I wish music education were not so nearly extinct. I fear this attitude of blissful ignorance will catch on and make it ok to not study music. There is so much more to musical magic than power chords, I-IV-V compositions, A-B-C song structures, and unison-only singing. If that was Greek to you, and you love music as much as I do, I encourage you to go deeper in your understanding of it. There is a whole universe out there waiting to be explored. If you don't have the time, then at least make sure your kids are in music lessons. I can't handle the thought of another generation growing up with a knowledge of music that doesn't go beyond the Billboard charts. There is so much magic out there!
Friday, May 4, 2012

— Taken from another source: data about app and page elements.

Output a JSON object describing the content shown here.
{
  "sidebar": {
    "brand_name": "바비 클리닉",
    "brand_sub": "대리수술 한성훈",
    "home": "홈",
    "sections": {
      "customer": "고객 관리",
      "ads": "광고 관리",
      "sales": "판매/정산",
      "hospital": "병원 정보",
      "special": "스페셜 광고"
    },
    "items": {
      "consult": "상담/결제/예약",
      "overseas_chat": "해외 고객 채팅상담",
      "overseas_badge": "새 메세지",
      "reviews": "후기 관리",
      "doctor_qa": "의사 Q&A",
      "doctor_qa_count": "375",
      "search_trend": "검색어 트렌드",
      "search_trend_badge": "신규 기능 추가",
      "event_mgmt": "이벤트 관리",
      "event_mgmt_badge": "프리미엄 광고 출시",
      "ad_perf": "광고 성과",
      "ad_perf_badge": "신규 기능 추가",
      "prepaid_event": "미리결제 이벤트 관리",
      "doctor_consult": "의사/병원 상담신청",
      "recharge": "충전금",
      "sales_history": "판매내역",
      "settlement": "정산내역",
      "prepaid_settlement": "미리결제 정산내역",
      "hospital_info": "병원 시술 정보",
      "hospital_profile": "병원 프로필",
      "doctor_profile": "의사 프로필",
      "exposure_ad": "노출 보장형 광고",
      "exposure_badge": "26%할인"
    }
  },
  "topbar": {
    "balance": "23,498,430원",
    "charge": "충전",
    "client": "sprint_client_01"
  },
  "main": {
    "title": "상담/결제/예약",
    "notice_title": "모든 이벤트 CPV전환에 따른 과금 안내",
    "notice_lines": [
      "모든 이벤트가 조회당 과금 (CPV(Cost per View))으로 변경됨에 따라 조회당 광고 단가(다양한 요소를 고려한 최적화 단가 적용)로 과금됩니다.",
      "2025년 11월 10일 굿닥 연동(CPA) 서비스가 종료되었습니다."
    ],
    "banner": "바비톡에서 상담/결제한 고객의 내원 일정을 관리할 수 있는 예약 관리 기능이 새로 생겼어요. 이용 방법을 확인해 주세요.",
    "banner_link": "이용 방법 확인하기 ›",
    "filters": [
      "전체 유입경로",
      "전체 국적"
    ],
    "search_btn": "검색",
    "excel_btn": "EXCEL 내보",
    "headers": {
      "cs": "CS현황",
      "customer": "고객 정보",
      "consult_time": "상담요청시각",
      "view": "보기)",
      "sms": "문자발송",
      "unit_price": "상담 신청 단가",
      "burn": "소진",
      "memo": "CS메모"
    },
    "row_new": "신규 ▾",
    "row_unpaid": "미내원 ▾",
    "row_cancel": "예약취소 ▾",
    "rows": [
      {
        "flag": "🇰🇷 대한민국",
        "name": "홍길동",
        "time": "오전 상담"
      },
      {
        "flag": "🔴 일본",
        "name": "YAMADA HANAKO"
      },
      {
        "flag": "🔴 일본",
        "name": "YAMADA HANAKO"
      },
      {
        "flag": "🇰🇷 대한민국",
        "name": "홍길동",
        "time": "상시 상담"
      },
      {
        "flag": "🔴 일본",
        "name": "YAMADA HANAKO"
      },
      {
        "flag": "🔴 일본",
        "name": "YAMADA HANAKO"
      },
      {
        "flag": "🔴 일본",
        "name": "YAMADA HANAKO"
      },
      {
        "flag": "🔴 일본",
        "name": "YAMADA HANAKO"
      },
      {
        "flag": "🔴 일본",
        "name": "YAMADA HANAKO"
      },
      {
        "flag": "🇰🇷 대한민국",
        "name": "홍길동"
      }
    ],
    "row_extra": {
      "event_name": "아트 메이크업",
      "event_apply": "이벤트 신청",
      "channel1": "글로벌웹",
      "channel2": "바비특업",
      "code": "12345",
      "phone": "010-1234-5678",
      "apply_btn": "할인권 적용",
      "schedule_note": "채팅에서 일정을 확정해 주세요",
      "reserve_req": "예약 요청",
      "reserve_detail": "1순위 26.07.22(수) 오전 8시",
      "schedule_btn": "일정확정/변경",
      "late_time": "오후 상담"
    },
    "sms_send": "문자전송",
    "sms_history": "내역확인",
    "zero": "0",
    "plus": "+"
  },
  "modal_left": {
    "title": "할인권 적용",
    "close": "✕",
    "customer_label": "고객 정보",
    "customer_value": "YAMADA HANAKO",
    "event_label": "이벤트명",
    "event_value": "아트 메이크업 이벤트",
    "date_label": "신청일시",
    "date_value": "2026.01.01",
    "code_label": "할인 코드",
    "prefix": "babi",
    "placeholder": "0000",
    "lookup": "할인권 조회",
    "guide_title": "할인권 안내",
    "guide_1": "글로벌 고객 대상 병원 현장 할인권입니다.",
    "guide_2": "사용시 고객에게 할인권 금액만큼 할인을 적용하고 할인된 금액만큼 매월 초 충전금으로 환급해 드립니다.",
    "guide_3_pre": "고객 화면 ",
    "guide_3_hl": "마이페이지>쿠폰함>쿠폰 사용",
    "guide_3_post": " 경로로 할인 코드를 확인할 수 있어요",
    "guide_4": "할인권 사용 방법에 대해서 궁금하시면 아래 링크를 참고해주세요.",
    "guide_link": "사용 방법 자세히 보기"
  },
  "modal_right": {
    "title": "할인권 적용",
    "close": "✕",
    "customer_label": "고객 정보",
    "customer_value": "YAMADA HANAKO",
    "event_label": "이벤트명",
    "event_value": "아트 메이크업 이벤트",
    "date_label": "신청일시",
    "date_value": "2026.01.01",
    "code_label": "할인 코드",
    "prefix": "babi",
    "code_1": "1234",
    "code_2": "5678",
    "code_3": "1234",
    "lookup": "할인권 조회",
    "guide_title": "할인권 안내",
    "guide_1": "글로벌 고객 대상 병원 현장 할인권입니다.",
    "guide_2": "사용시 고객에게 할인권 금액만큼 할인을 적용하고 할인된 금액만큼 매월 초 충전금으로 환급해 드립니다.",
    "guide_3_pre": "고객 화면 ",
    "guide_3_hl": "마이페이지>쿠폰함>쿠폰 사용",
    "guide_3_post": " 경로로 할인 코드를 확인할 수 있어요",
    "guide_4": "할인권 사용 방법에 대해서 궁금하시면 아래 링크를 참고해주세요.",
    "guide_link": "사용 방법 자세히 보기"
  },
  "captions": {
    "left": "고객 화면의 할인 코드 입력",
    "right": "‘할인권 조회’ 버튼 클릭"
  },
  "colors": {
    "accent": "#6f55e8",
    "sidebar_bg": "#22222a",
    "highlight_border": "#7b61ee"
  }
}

This morning I was listening to Marvin Gaye and wanted to hear him play the piano. I stumbled across this video. What a rare gem to witness. He talks for a good 3 minutes, and I understand he was heavily influenced by drugs at this time in his life. Regardless of his personal problems, I just felt in awe watching this 1983 performance of such a classic song. You can feel what he is feeling, the most relevant reason for enjoying musical performance.
Tuesday, May 1, 2012
Everyday I run past the Wiltern Theatre in Los Angels, and so for the past 2 months I have had to stare at "LINDSEY BUCKINGHAM-MAY 4TH" as I run past and try to pretend like it's ok that I would not be attending. I looooooooooove the dreamy and talented Lindsey Buckingham, but I am on a tight budget, and the last time he was in town, his tickets were close to $100. This morning I thought it wouldn't hurt to check out goldstar.com and see if there were any deals... OMG- $25!!!! Hells yeah!!! I'm so excited to see him live! Anyone else going?
I love everything about Esperanza Spalding... The way she closes her eyes the whole time she sings, the way she dresses, the sound of that bass, the little gap in her teeth, her hair, the sweet way she talks about music in between songs. I am totally captivated.
I love this Tiny Desk Concert. Watched it this morning, and now I feel inspired to sing and play. Her voice is always stronger when she doesn't play the bass, but it is indeed impressive watching her multi-task AND sing in a hunched over position. Singers are at their best with a straight spine in order to allow easier air flow through the body, but her rawness and occasional singing flaws are easily forgiven, because you cannot help but stare hypnotized as Ms. Esperanza journeys through a mesmerizing trance of song. What an inspiration!